Dear CC430 Blog,
My name is Miguel. I work with on the CC430 new product development team as an applications engineer and I want to talk a little bit about the wireless networking protocol that TI will release along with the sample kits for the part, called SimpliciTI.
SimpliciTI has existed
for some time, providing support for a number of Low Power Wireless and MSP430
tools such as the eZ430-RF2500. It supports the CC1100, CC1110, CC2500, CC2510,
CC2430, and CC2420 transceivers as well as the MSP430F2274, MSP430FG4618, and
MSP430F2618 microcontrollers. So the CC430 is just the latest addition to an
increasingly popular and easy way to implement a wireless network.
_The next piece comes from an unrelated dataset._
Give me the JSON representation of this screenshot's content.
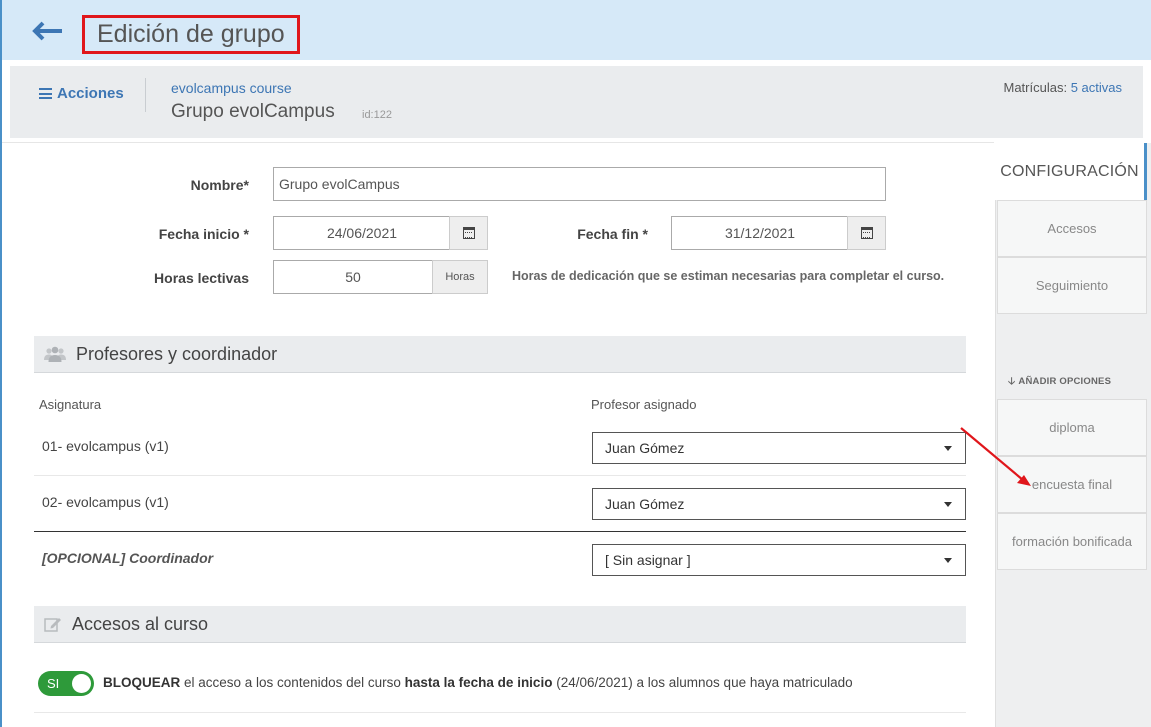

It was just
recently overhauled into 1.1.0 and has a very robust feature set for the 12KB or
so of flash memory required to run the stack, including tidbits like automatic
message acknowledgements, frequency agility, and encryption support.
The protocol supports both distributed peer to peer networks as well as managed simple-star networks with range extenders. The devices are abstracted into what are referred to as End Devices (ED), Range Extenders (RE) and Access Points (AP). An AP manages the SimpliciTI network and relays messages back and forth; both AP’s and RE’s are typically always on and mains powered. ED’s have the option to be sleeping devices in order to reduce power consumption, and have slightly smaller memory requirements. These are the nodes that can operate for years on a pair of AA batteries due to the extremely low power consumption of the silicon and low-overhead networking protocol implementation.
But what I probably like most about the protocol is the super easy to learn, 7-instruction API. Its simplicity allows me to focus my time on the applications at hand and making them work in the unobtrusive protocol framework rather than in learning the intricacies of the actual protocol. The API provides supports for initialization, (un-)linking, message receive, message transmit, and device management functionality. The architecture of the protocol is also pretty close to the hardware. For one, this means it’s easy to port to different TI hardware platforms but for two, it’s also a reasonable dive into the bits if you want that deeper understanding of the protocol that can be hard to wrap your brain around with larger projects. For more information on the protocol, see www.ti.com/simpliciTI.
So keep on the lookout for the CC430 samples release on www.ti.com/cc430 and try SimpliciTI out for yourself!